Under wide-open skies, Jepson Prairie Preserve explodes into color during its spring wildflower display. Dry and dormant most of the year, the prairie is transformed by winter rains into a tapestry of stunning colors, and its vernal pools host a rich diversity of rare aquatic life.
Located ten miles south of Dixon, Jepson Prairie is the premier—and one of the few remaining—vernal pool habitats and native bunchgrass prairies in California. Purchased by the Nature Conservancy in 1980, the land was transferred to Solano Land Trust in 1997.
Today, vernal pools are rare. Before European settlement, bunchgrass prairies and vernal pools covered California’s vast Central Valley. In addition to Native American inhabitants, they supported large grazing animals and enormous clouds of migratory birds. As California’s population grew, and the majority of its 13 million acres of grasslands were converted to agriculture, the poor soils at Jepson made it more suitable for livestock grazing. Unlike other vernal pools that were filled and developed, the pools at Jepson still remain.
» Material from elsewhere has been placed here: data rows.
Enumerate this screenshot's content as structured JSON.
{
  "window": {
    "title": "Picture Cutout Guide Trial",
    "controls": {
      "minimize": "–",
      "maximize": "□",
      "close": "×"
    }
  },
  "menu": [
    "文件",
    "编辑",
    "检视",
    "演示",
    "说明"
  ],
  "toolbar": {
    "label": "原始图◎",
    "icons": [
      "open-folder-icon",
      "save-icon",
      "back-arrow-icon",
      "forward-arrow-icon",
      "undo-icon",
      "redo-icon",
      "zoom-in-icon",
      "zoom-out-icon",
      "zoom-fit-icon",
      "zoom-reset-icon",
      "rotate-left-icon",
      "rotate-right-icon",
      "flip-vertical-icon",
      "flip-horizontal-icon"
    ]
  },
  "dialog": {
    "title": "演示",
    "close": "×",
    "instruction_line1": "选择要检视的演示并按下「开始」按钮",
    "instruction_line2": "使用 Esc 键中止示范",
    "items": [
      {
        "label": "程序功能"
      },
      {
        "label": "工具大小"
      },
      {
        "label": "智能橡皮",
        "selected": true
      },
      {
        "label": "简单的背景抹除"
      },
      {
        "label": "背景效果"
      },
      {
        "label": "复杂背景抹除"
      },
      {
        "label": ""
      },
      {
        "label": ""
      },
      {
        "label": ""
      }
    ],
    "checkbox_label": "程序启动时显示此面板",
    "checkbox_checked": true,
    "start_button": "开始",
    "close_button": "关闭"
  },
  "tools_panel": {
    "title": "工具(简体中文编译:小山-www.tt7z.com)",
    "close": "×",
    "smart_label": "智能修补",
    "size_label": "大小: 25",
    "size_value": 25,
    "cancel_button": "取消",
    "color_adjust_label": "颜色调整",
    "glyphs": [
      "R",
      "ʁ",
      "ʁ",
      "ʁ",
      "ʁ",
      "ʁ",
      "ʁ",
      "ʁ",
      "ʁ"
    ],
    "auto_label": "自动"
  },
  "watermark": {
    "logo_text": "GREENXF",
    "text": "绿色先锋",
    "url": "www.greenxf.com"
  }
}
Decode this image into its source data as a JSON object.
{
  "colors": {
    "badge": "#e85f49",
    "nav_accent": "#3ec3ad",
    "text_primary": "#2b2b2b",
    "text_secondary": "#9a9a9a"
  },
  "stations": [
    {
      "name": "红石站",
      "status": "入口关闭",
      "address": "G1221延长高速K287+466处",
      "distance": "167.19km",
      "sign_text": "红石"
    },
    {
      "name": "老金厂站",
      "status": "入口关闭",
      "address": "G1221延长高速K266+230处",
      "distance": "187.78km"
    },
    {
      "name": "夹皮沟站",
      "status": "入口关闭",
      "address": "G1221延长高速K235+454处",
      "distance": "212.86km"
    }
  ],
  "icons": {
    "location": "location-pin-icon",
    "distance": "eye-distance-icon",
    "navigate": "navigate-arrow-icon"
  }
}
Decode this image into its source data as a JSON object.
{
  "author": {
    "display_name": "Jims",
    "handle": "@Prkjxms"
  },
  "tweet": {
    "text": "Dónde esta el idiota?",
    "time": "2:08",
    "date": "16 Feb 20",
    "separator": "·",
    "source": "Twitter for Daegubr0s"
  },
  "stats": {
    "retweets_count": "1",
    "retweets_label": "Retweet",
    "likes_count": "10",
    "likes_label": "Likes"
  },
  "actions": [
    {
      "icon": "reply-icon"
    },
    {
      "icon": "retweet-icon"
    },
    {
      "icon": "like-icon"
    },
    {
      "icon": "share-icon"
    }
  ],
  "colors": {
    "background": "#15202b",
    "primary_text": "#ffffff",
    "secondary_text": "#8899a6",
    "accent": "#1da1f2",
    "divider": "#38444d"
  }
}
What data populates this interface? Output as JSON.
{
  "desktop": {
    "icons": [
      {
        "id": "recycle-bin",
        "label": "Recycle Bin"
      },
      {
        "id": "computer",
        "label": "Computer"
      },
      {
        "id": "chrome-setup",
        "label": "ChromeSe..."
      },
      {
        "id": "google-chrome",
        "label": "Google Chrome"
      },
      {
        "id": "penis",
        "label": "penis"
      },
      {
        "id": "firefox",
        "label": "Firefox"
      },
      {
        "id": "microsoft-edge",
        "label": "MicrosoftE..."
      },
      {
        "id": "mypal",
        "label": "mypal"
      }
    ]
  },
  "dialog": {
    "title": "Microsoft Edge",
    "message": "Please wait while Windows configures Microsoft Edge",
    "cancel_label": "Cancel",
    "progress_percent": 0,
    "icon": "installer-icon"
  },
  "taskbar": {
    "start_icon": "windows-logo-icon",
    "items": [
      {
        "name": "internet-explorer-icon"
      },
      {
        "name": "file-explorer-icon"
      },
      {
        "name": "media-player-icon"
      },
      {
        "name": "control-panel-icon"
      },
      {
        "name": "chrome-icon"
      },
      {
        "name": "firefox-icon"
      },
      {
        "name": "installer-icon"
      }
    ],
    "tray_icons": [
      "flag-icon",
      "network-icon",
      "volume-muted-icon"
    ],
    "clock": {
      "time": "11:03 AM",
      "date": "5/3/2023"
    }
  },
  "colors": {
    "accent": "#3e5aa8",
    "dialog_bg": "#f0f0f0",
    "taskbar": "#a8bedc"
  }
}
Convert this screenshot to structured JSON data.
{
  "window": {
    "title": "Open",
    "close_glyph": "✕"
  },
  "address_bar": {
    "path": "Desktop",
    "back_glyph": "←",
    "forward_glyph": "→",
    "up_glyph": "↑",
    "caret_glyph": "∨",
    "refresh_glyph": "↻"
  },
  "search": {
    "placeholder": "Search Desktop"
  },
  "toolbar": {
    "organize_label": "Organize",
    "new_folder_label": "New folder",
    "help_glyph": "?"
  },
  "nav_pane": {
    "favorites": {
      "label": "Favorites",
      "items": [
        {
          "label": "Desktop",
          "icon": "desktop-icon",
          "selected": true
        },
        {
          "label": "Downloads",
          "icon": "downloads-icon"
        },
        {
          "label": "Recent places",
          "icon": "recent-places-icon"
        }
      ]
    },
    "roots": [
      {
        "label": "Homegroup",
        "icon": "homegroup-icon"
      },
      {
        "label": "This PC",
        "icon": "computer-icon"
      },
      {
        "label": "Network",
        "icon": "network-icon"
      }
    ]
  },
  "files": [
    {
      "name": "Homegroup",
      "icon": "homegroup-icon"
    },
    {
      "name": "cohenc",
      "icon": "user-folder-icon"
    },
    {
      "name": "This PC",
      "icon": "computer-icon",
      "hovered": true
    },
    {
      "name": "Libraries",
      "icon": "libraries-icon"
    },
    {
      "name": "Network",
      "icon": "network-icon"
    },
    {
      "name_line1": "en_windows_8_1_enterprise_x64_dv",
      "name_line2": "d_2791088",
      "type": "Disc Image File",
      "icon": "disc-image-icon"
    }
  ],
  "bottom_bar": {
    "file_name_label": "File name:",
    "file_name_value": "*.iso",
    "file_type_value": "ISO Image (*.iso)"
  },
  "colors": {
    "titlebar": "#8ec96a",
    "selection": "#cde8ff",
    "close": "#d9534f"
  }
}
Vernal pools are temporary bodies of water formed when an impermeable layer of soil prevents ground water seepage and traps winter rain in shallow pools. Vernal pools host plants and animals during a brief lifecycle that ends when the pools evaporate and the land becomes arid. A vernal pool larger than an acre is called a playa lake. The largest of these lakes within the Jepson Prairie Preserve is the 93-acre Olcott Lake. This ephemeral lake supports numerous threatened and endangered species, including the Delta green ground beetle known only from the 10 square-mile area surrounding the preserve. Other endangered, threatened or rare species include vernal pool fairy shrimp, Conservancy fairy shrimp, vernal pool tadpole shrimp, and California tiger salamander. The preserve also provides critical habitat for 400 species of plants, including 15 rare and endangered species such as Bogg’s Lake hedge-hyssop, dwarf Downingia, Baker’s navarretia, Colusa grass, and Solano grass (a new species discovered in 1959, but not seen since the mid-1990s).
The vernal pool flora at Jepson were first described in 1892 by botanist Willis Linn Jepson, but it took another 80 years for scientists and conservationists to gain enough momentum for protection. In the mid-1970s a committee was formed to protect Olcott Lake and the surrounding prairie.
Two years after the Nature Conservancy purchased the 1,566-acre site, it was dedicated as the Willis Linn Jepson Prairie Preserve in 1982. In 1983, the University of California brought the preserve into the University’s Natural Reserve System. In 1987 the National Park Service designated Dixon Vernal Pools, of which Jepson is the centerpiece, a National Natural Landmark.
Solano Land Trust assumes primary responsibility for the management of the land with the goal to preserve, protect and enhance the habitat for native plants and animals. SLT works in partnership with the Nature Conservancy, University of California Natural Reserve System, Department of Fish and Wildlife, and our dedicated volunteer docents.
Bay Nature magazine also produced two videos during their public hike at Jepson Prairie in April 2011. Here are the videos featuring Jepson Prairie docents Russ Huddleston and Celia Zavatsky:
VISITING JEPSON PRAIRIE
You're welcome to visit the self-guided trail area at Jepson Prairie on your own any day of the year, and/or you can go on a guided tour in the spring.
Provided there is enough winter rain, the tour season begins in mid-March and ends in mid-May, with tours every Saturday and Sunday beginning at 10am and lasting approximately two hours. (Rain may cancel a particular day's tour.) The start date of the 2017 tour season hasn't been set yet, but it will likely be Sat. March 11 or Sat. March 18, 2017. On guided tours, knowledgeable docents share information about the beautiful flowers, and certified dipper docents show you some of the fascinating aquatic invertebrate that live in the vernal pools.
See our Events Calendar for scheduled tours.
Please: Stay on the trails. No dogs allowed.